Jane Campion retells Henry James' novel to draw an exquisite portrait of Kidman as a woman of great fortune and passion grappling with a culture of cunning in a film that has not quite realised her potential.
Eyes Wide Shut (1999)
Stanley Kubrick's intimate study of a troubled marriage pitches Kidman and her then husband Tom Cruise to explore the sexuality of their relationship in ways that require her to bare a lot more than skin.
Moulin Rouge (2001)
The actress rustles up intoxicating glamour and sweeping drama, singing a storm and shaking a leg (even to Bollywood beats like Chamma Chamma) to play Satine -- the tantalizing heroine of Baz Luhrmann's glitzy, giddy musical extravaganza.
The Others (2001)
A marvelously self-possessed Kidman is a picture of power and protectiveness as she shields her children from the unknown while fighting her own anxieties in Alejandro Amenábar's eerie, atmospheric nod to old-school horror.
The Hours (2002)

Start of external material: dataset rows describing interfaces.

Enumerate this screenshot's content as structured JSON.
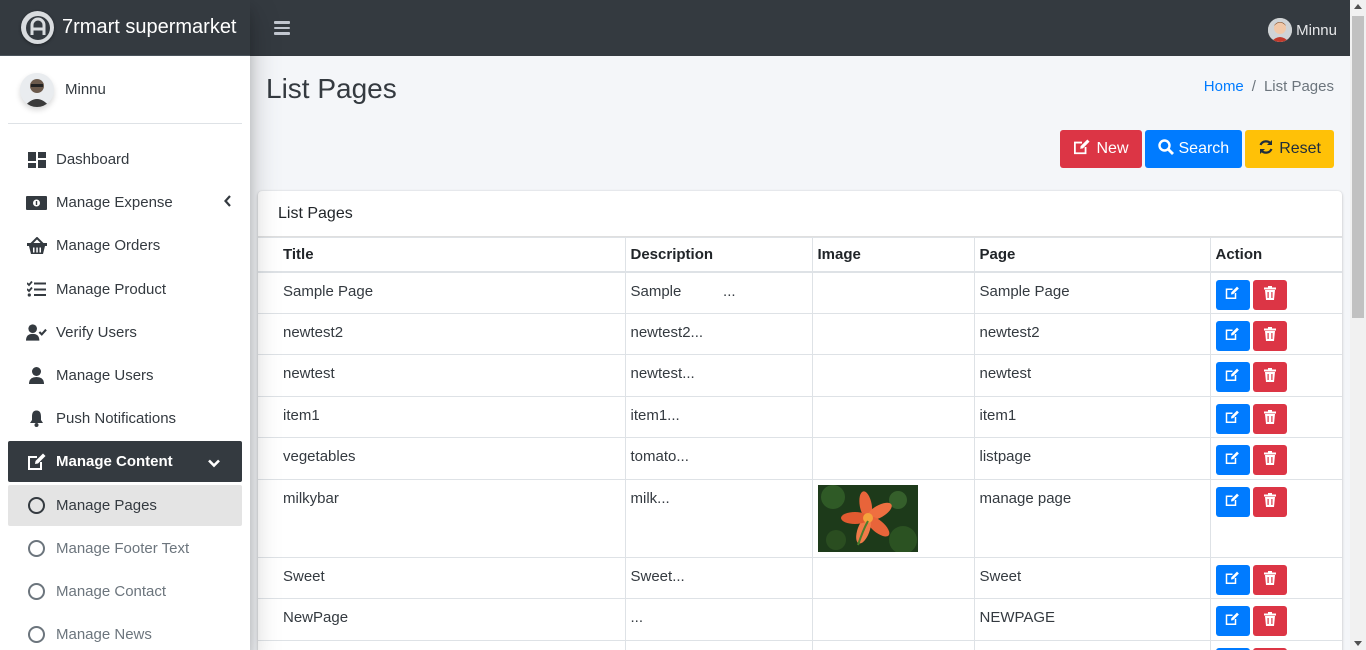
{
  "brand": {
    "name": "7rmart supermarket",
    "logo_icon": "app-logo-icon"
  },
  "sidebar": {
    "user_name": "Minnu",
    "items": [
      {
        "label": "Dashboard",
        "icon": "dashboard-icon"
      },
      {
        "label": "Manage Expense",
        "icon": "money-icon"
      },
      {
        "label": "Manage Orders",
        "icon": "basket-icon"
      },
      {
        "label": "Manage Product",
        "icon": "tasks-icon"
      },
      {
        "label": "Verify Users",
        "icon": "user-check-icon"
      },
      {
        "label": "Manage Users",
        "icon": "user-icon"
      },
      {
        "label": "Push Notifications",
        "icon": "bell-icon"
      },
      {
        "label": "Manage Content",
        "icon": "edit-icon"
      },
      {
        "label": "Manage Pages",
        "icon": "circle-icon"
      },
      {
        "label": "Manage Footer Text",
        "icon": "circle-icon"
      },
      {
        "label": "Manage Contact",
        "icon": "circle-icon"
      },
      {
        "label": "Manage News",
        "icon": "circle-icon"
      }
    ]
  },
  "topbar": {
    "user_name": "Minnu"
  },
  "page": {
    "title": "List Pages",
    "breadcrumb": {
      "home": "Home",
      "separator": "/",
      "current": "List Pages"
    }
  },
  "buttons": {
    "new": "New",
    "search": "Search",
    "reset": "Reset"
  },
  "card": {
    "title": "List Pages",
    "columns": [
      "Title",
      "Description",
      "Image",
      "Page",
      "Action"
    ],
    "rows": [
      {
        "title": "Sample Page",
        "description": "Sample          ...",
        "image": "",
        "page": "Sample Page"
      },
      {
        "title": "newtest2",
        "description": "newtest2...",
        "image": "",
        "page": "newtest2"
      },
      {
        "title": "newtest",
        "description": "newtest...",
        "image": "",
        "page": "newtest"
      },
      {
        "title": "item1",
        "description": "item1...",
        "image": "",
        "page": "item1"
      },
      {
        "title": "vegetables",
        "description": "tomato...",
        "image": "",
        "page": "listpage"
      },
      {
        "title": "milkybar",
        "description": "milk...",
        "image": "flower-thumbnail",
        "page": "manage page"
      },
      {
        "title": "Sweet",
        "description": "Sweet...",
        "image": "",
        "page": "Sweet"
      },
      {
        "title": "NewPage",
        "description": "...",
        "image": "",
        "page": "NEWPAGE"
      }
    ]
  },
  "colors": {
    "dark": "#343a40",
    "primary": "#007bff",
    "danger": "#dc3545",
    "warning": "#ffc107"
  }
}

Slipping into the skin of author Virginia Woolf in a prosthetic nose, Kidman is unrecognisable but effective. Her profound depiction of melancholy in Stephen Daldry's critically acclaimed adaption of Michael Cunningham's Pulitzer-winning novel fetched her first and only Oscar for Best Actress.
New Yorker panned it as 'avant-gardism for idiots' whereas Rolling Stone called it a 'film of ideas.'
Despite the extreme reactions to Danish director Lars Von Trier's Dogville, everyone unanimously agreed on Nicole Kidman's tour de force as a mysterious runaway given a hard time by a close-knit township.
Cold Mountain (2003)
Kidman gets a taste of the harsh life in the face of American Civil War in the Oscar-nominated Cold Mountain. Even if Renee Zellweger's headstrong turn is tailor-made for attention and awards, Kidman renders her starry-eyed naiveté a quiet spirit that only grows as she slowly comes of age.
Birth treads the thin line between incredulous and ingenuity, as its luminous leading lady conveys the dilemma of a woman unable to dismiss the possibility that a 10-year old could be her late husband's reincarnate.
Margot at the Wedding (2007)
Noah Baumbach's dysfunctional family comedy benefits a hilarious deal from Kidman's free-flowing volleys of acerbic humour.
Rabbit Hole (2010)
Kidman captures the trauma of a mother grieving the tragic loss of her child in a performance, which is at once heartbreaking but devoid of manipulation or melodrama.
The Paperboy (2012)
Though not a great movie by any stretch, it's impossible to overlook Kidman in all her spray tan, bleach blonde, southern-accent glory working up her brassy slob and peeing on co-star Zac Efron's face among other things.
Big Little Lies (2017)
The actress is disturbingly authentic in her depiction of an abusive marriage and internalization of a woman in denial before she musters courage to take charge of her life in the HBO mini-series she co-produced along side friend and co-star Reese Witherspoon.